She set about learning the craft on turntables, beginning with vinyl before opting for Serato and then MIDI because records were “too fucking heavy.” She played her first gig at Geisha House a short time later and was promptly fired for refusing to play anything but house. (“They wanted top 40.”) With two gigs lined up, she quit serving to focus on DJing.
Napoleon took her stage name from a song by an ex-boyfriend, and won't reveal her real one. She began hustling, playing for “no money $25 shitty bars and house parties, whatever I could do to get my name out there.” Avalon offered her residency in 2010, and she played her first show alongside Zabiela. “I tried to act cool, but eventually I asked him to sign my computer.”
Onstage, Napoleon is a dervish of flailing arms and whipping hair. She says that when she performs, some other force takes over her innately shy personality. She plays, she says, like she has sex. “I start out slow and build and have the orgasm and relax for a second. I like to get people to feel things. Sex is a universal language, so why not?”
Currently, Napoleon is sharing the bill with Eric Prydz, Madeon, Datsik, Gaslamp Killer and the rest of the beat droppers on the traveling 15 city EDM festival IDentity. “It's my first time on a tour bus, and I'm one of the only women.
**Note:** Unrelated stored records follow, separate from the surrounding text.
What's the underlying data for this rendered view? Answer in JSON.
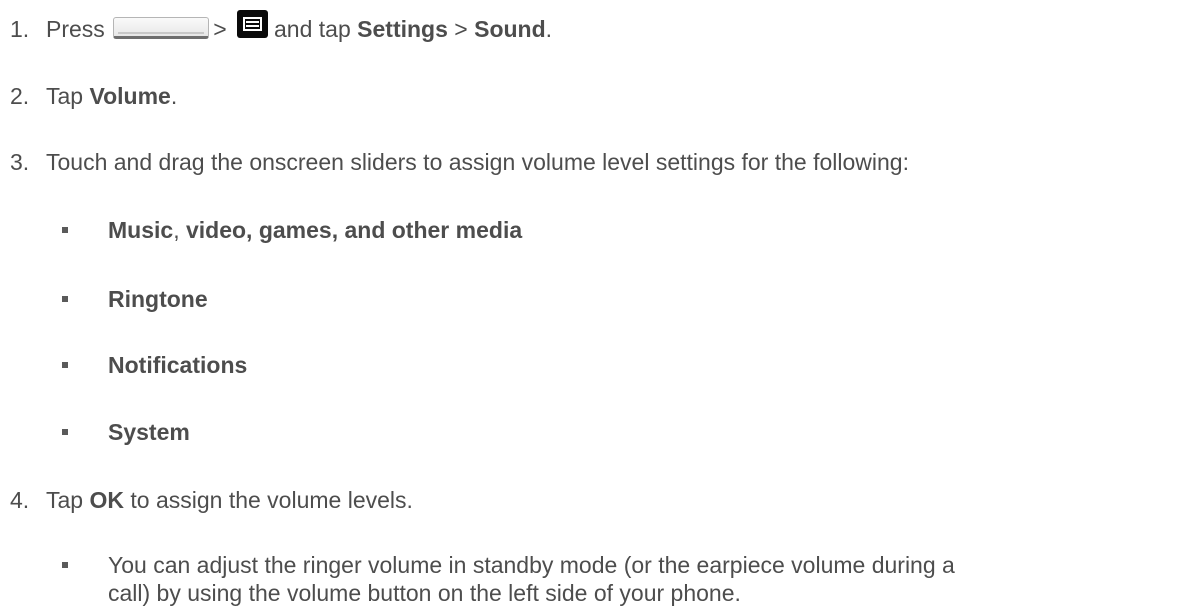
{
  "steps": [
    {
      "number": "1.",
      "press": "Press",
      "sep1": ">",
      "and_tap": "and tap",
      "settings": "Settings",
      "sep2": ">",
      "sound": "Sound",
      "end": "."
    },
    {
      "number": "2.",
      "tap": "Tap",
      "volume": "Volume",
      "end": "."
    },
    {
      "number": "3.",
      "text": "Touch and drag the onscreen sliders to assign volume level settings for the following:"
    },
    {
      "number": "4.",
      "tap": "Tap",
      "ok": "OK",
      "rest": "to assign the volume levels."
    }
  ],
  "sliders": {
    "music_bold": "Music",
    "comma": ",",
    "media_bold": "video, games, and other media",
    "ringtone": "Ringtone",
    "notifications": "Notifications",
    "system": "System"
  },
  "note": {
    "line1": "You can adjust the ringer volume in standby mode (or the earpiece volume during a",
    "line2": "call) by using the volume button on the left side of your phone."
  },
  "icons": {
    "home_key": "home-key-icon",
    "menu_key": "menu-key-icon"
  }
}
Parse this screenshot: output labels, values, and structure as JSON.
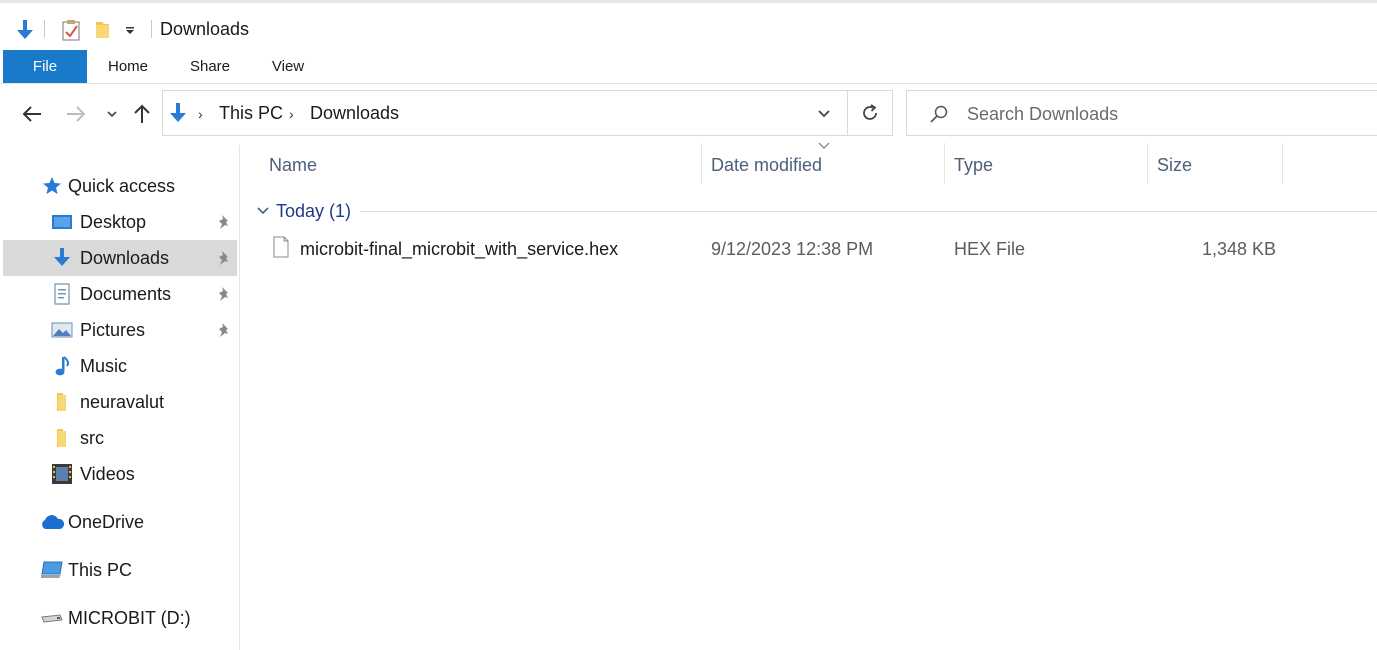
{
  "window": {
    "title": "Downloads"
  },
  "ribbon": {
    "tabs": [
      "File",
      "Home",
      "Share",
      "View"
    ]
  },
  "address": {
    "crumbs": [
      "This PC",
      "Downloads"
    ],
    "search_placeholder": "Search Downloads"
  },
  "sidebar": {
    "quick_access": "Quick access",
    "items": [
      {
        "label": "Desktop",
        "icon": "desktop-icon",
        "pinned": true
      },
      {
        "label": "Downloads",
        "icon": "download-arrow-icon",
        "pinned": true,
        "selected": true
      },
      {
        "label": "Documents",
        "icon": "documents-icon",
        "pinned": true
      },
      {
        "label": "Pictures",
        "icon": "pictures-icon",
        "pinned": true
      },
      {
        "label": "Music",
        "icon": "music-note-icon",
        "pinned": false
      },
      {
        "label": "neuravalut",
        "icon": "folder-icon",
        "pinned": false
      },
      {
        "label": "src",
        "icon": "folder-icon",
        "pinned": false
      },
      {
        "label": "Videos",
        "icon": "film-icon",
        "pinned": false
      }
    ],
    "onedrive": "OneDrive",
    "this_pc": "This PC",
    "drive": "MICROBIT (D:)"
  },
  "columns": {
    "name": "Name",
    "date": "Date modified",
    "type": "Type",
    "size": "Size"
  },
  "group": {
    "label": "Today (1)"
  },
  "files": [
    {
      "name": "microbit-final_microbit_with_service.hex",
      "date": "9/12/2023 12:38 PM",
      "type": "HEX File",
      "size": "1,348 KB"
    }
  ],
  "colors": {
    "accent": "#1979ca",
    "selection": "#d9d9d9",
    "header_text": "#4c607a",
    "group_text": "#1e3a8a"
  }
}
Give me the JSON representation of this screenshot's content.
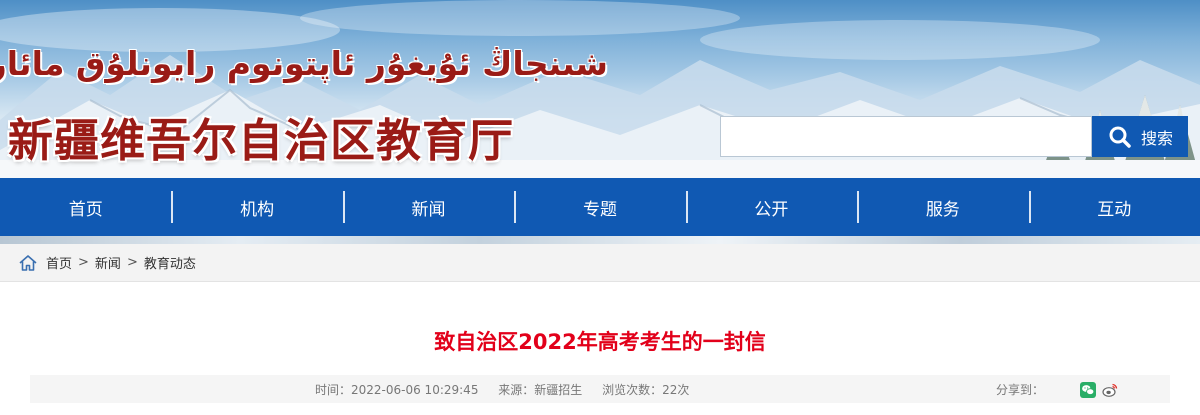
{
  "header": {
    "site_name_uyghur": "شىنجاڭ ئۇيغۇر ئاپتونوم رايونلۇق مائارىپ نازارىتى",
    "site_name_chinese": "新疆维吾尔自治区教育厅",
    "search": {
      "value": "",
      "placeholder": "",
      "button_label": "搜索"
    }
  },
  "nav": {
    "items": [
      {
        "label": "首页"
      },
      {
        "label": "机构"
      },
      {
        "label": "新闻"
      },
      {
        "label": "专题"
      },
      {
        "label": "公开"
      },
      {
        "label": "服务"
      },
      {
        "label": "互动"
      }
    ]
  },
  "breadcrumb": {
    "items": [
      "首页",
      "新闻",
      "教育动态"
    ],
    "separator": ">"
  },
  "article": {
    "title": "致自治区2022年高考考生的一封信",
    "time": "时间：2022-06-06 10:29:45",
    "source": "来源：新疆招生",
    "views": "浏览次数：22次",
    "share_label": "分享到："
  },
  "icons": {
    "search": "search-icon",
    "home": "home-icon",
    "wechat": "wechat-icon",
    "weibo": "weibo-icon"
  },
  "colors": {
    "brand_blue": "#1059b3",
    "title_red": "#e2001a",
    "site_name_red": "#9a1b16",
    "wechat_green": "#2aae67"
  }
}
I don't want to be the girl with all of the fucking suitcases, but I'll probably need an entire bag for my shoes alone.”
Still, the clothes, shoes and myriad accoutrements serve a purpose beyond simple aesthetics. “I have a lot of people in my head, a lot of things going on. My appearance is just another way for me to express all of that,” she says. “Most artists have a dark side; I just happen to wear mine on my body.”